** Data section follows **

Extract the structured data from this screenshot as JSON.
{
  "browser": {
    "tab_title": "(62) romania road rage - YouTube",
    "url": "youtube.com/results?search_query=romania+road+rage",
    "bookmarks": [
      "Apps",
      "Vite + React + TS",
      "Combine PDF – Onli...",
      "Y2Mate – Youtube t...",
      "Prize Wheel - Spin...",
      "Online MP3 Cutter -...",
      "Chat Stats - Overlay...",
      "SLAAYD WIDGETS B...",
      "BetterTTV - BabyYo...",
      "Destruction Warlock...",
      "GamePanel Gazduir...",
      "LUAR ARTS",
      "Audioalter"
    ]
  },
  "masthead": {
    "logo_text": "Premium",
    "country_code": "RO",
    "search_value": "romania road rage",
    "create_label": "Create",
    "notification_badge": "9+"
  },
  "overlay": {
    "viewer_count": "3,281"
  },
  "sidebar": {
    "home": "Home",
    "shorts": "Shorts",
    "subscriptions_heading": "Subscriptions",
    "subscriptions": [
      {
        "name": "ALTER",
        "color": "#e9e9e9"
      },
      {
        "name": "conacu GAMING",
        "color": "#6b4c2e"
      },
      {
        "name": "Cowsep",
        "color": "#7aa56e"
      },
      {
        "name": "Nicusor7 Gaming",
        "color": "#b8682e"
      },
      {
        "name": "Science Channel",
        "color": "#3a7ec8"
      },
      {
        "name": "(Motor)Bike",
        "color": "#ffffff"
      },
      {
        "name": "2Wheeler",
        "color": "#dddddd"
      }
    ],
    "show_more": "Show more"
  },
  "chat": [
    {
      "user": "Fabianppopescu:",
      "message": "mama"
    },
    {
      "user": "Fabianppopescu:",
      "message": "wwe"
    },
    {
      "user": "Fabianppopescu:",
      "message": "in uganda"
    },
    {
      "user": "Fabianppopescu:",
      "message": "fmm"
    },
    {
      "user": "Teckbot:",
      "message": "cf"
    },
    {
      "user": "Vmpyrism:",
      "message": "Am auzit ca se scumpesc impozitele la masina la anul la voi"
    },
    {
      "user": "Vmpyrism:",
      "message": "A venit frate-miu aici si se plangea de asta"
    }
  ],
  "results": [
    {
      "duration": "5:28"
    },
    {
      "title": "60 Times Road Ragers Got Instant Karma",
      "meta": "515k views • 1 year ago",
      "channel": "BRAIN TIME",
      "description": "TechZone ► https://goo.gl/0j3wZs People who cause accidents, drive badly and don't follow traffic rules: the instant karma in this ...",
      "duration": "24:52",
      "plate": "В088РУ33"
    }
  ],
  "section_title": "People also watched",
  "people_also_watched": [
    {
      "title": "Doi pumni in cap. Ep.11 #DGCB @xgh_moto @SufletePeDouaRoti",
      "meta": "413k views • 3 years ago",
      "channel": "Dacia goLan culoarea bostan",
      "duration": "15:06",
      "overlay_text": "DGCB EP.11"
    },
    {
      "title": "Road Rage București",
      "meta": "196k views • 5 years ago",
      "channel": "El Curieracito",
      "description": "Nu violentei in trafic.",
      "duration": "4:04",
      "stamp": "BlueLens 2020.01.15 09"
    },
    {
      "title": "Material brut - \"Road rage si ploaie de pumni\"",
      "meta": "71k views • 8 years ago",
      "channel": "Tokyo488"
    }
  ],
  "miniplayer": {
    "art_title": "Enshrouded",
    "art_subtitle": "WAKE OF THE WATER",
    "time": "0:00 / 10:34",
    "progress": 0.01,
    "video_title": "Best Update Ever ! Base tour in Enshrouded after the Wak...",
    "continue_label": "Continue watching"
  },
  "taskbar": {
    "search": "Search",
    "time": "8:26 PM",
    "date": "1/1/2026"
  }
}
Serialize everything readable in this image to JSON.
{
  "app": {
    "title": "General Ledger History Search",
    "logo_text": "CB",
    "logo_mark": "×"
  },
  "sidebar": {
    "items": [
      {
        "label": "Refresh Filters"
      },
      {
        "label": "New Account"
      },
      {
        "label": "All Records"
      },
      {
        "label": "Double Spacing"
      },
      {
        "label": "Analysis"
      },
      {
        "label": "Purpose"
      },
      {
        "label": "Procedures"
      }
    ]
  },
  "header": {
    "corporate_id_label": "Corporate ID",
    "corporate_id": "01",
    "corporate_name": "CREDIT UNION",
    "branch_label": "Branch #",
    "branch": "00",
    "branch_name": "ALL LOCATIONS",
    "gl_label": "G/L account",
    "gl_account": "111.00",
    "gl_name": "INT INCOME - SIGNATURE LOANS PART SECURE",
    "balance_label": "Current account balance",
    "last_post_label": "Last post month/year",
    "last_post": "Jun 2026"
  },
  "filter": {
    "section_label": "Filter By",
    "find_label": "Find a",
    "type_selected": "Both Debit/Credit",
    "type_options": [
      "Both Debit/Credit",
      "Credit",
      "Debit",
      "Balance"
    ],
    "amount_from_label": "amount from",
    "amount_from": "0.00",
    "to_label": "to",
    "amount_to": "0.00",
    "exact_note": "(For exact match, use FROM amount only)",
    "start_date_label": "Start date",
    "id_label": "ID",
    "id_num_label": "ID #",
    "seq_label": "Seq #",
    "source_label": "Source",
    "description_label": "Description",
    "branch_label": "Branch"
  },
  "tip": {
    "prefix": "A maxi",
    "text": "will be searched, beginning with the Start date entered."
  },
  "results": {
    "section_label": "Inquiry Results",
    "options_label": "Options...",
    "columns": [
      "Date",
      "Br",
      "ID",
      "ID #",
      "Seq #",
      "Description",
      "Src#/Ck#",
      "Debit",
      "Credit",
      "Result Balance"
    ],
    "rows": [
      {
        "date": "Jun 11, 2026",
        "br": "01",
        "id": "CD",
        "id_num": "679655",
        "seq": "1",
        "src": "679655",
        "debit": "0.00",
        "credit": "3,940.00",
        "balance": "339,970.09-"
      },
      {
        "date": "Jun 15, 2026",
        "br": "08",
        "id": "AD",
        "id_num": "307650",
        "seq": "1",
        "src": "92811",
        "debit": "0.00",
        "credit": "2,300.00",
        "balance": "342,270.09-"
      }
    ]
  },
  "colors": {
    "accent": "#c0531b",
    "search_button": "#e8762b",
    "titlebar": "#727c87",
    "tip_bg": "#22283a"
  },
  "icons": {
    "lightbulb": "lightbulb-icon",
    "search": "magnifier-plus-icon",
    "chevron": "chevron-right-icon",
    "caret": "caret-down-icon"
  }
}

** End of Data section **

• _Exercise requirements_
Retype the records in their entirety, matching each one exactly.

• _Result of the task_
Extract the structured data from this screenshot as JSON.
{
  "browser": {
    "tab_title": "(62) romania road rage - YouTube",
    "url": "youtube.com/results?search_query=romania+road+rage",
    "bookmarks": [
      "Apps",
      "Vite + React + TS",
      "Combine PDF – Onli...",
      "Y2Mate – Youtube t...",
      "Prize Wheel - Spin...",
      "Online MP3 Cutter -...",
      "Chat Stats - Overlay...",
      "SLAAYD WIDGETS B...",
      "BetterTTV - BabyYo...",
      "Destruction Warlock...",
      "GamePanel Gazduir...",
      "LUAR ARTS",
      "Audioalter"
    ]
  },
  "masthead": {
    "logo_text": "Premium",
    "country_code": "RO",
    "search_value": "romania road rage",
    "create_label": "Create",
    "notification_badge": "9+"
  },
  "overlay": {
    "viewer_count": "3,281"
  },
  "sidebar": {
    "home": "Home",
    "shorts": "Shorts",
    "subscriptions_heading": "Subscriptions",
    "subscriptions": [
      {
        "name": "ALTER",
        "color": "#e9e9e9"
      },
      {
        "name": "conacu GAMING",
        "color": "#6b4c2e"
      },
      {
        "name": "Cowsep",
        "color": "#7aa56e"
      },
      {
        "name": "Nicusor7 Gaming",
        "color": "#b8682e"
      },
      {
        "name": "Science Channel",
        "color": "#3a7ec8"
      },
      {
        "name": "(Motor)Bike",
        "color": "#ffffff"
      },
      {
        "name": "2Wheeler",
        "color": "#dddddd"
      }
    ],
    "show_more": "Show more"
  },
  "chat": [
    {
      "user": "Fabianppopescu:",
      "message": "mama"
    },
    {
      "user": "Fabianppopescu:",
      "message": "wwe"
    },
    {
      "user": "Fabianppopescu:",
      "message": "in uganda"
    },
    {
      "user": "Fabianppopescu:",
      "message": "fmm"
    },
    {
      "user": "Teckbot:",
      "message": "cf"
    },
    {
      "user": "Vmpyrism:",
      "message": "Am auzit ca se scumpesc impozitele la masina la anul la voi"
    },
    {
      "user": "Vmpyrism:",
      "message": "A venit frate-miu aici si se plangea de asta"
    }
  ],
  "results": [
    {
      "duration": "5:28"
    },
    {
      "title": "60 Times Road Ragers Got Instant Karma",
      "meta": "515k views • 1 year ago",
      "channel": "BRAIN TIME",
      "description": "TechZone ► https://goo.gl/0j3wZs People who cause accidents, drive badly and don't follow traffic rules: the instant karma in this ...",
      "duration": "24:52",
      "plate": "В088РУ33"
    }
  ],
  "section_title": "People also watched",
  "people_also_watched": [
    {
      "title": "Doi pumni in cap. Ep.11 #DGCB @xgh_moto @SufletePeDouaRoti",
      "meta": "413k views • 3 years ago",
      "channel": "Dacia goLan culoarea bostan",
      "duration": "15:06",
      "overlay_text": "DGCB EP.11"
    },
    {
      "title": "Road Rage București",
      "meta": "196k views • 5 years ago",
      "channel": "El Curieracito",
      "description": "Nu violentei in trafic.",
      "duration": "4:04",
      "stamp": "BlueLens 2020.01.15 09"
    },
    {
      "title": "Material brut - \"Road rage si ploaie de pumni\"",
      "meta": "71k views • 8 years ago",
      "channel": "Tokyo488"
    }
  ],
  "miniplayer": {
    "art_title": "Enshrouded",
    "art_subtitle": "WAKE OF THE WATER",
    "time": "0:00 / 10:34",
    "progress": 0.01,
    "video_title": "Best Update Ever ! Base tour in Enshrouded after the Wak...",
    "continue_label": "Continue watching"
  },
  "taskbar": {
    "search": "Search",
    "time": "8:26 PM",
    "date": "1/1/2026"
  }
}
Serialize everything readable in this image to JSON.
{
  "app": {
    "title": "General Ledger History Search",
    "logo_text": "CB",
    "logo_mark": "×"
  },
  "sidebar": {
    "items": [
      {
        "label": "Refresh Filters"
      },
      {
        "label": "New Account"
      },
      {
        "label": "All Records"
      },
      {
        "label": "Double Spacing"
      },
      {
        "label": "Analysis"
      },
      {
        "label": "Purpose"
      },
      {
        "label": "Procedures"
      }
    ]
  },
  "header": {
    "corporate_id_label": "Corporate ID",
    "corporate_id": "01",
    "corporate_name": "CREDIT UNION",
    "branch_label": "Branch #",
    "branch": "00",
    "branch_name": "ALL LOCATIONS",
    "gl_label": "G/L account",
    "gl_account": "111.00",
    "gl_name": "INT INCOME - SIGNATURE LOANS PART SECURE",
    "balance_label": "Current account balance",
    "last_post_label": "Last post month/year",
    "last_post": "Jun 2026"
  },
  "filter": {
    "section_label": "Filter By",
    "find_label": "Find a",
    "type_selected": "Both Debit/Credit",
    "type_options": [
      "Both Debit/Credit",
      "Credit",
      "Debit",
      "Balance"
    ],
    "amount_from_label": "amount from",
    "amount_from": "0.00",
    "to_label": "to",
    "amount_to": "0.00",
    "exact_note": "(For exact match, use FROM amount only)",
    "start_date_label": "Start date",
    "id_label": "ID",
    "id_num_label": "ID #",
    "seq_label": "Seq #",
    "source_label": "Source",
    "description_label": "Description",
    "branch_label": "Branch"
  },
  "tip": {
    "prefix": "A maxi",
    "text": "will be searched, beginning with the Start date entered."
  },
  "results": {
    "section_label": "Inquiry Results",
    "options_label": "Options...",
    "columns": [
      "Date",
      "Br",
      "ID",
      "ID #",
      "Seq #",
      "Description",
      "Src#/Ck#",
      "Debit",
      "Credit",
      "Result Balance"
    ],
    "rows": [
      {
        "date": "Jun 11, 2026",
        "br": "01",
        "id": "CD",
        "id_num": "679655",
        "seq": "1",
        "src": "679655",
        "debit": "0.00",
        "credit": "3,940.00",
        "balance": "339,970.09-"
      },
      {
        "date": "Jun 15, 2026",
        "br": "08",
        "id": "AD",
        "id_num": "307650",
        "seq": "1",
        "src": "92811",
        "debit": "0.00",
        "credit": "2,300.00",
        "balance": "342,270.09-"
      }
    ]
  },
  "colors": {
    "accent": "#c0531b",
    "search_button": "#e8762b",
    "titlebar": "#727c87",
    "tip_bg": "#22283a"
  },
  "icons": {
    "lightbulb": "lightbulb-icon",
    "search": "magnifier-plus-icon",
    "chevron": "chevron-right-icon",
    "caret": "caret-down-icon"
  }
}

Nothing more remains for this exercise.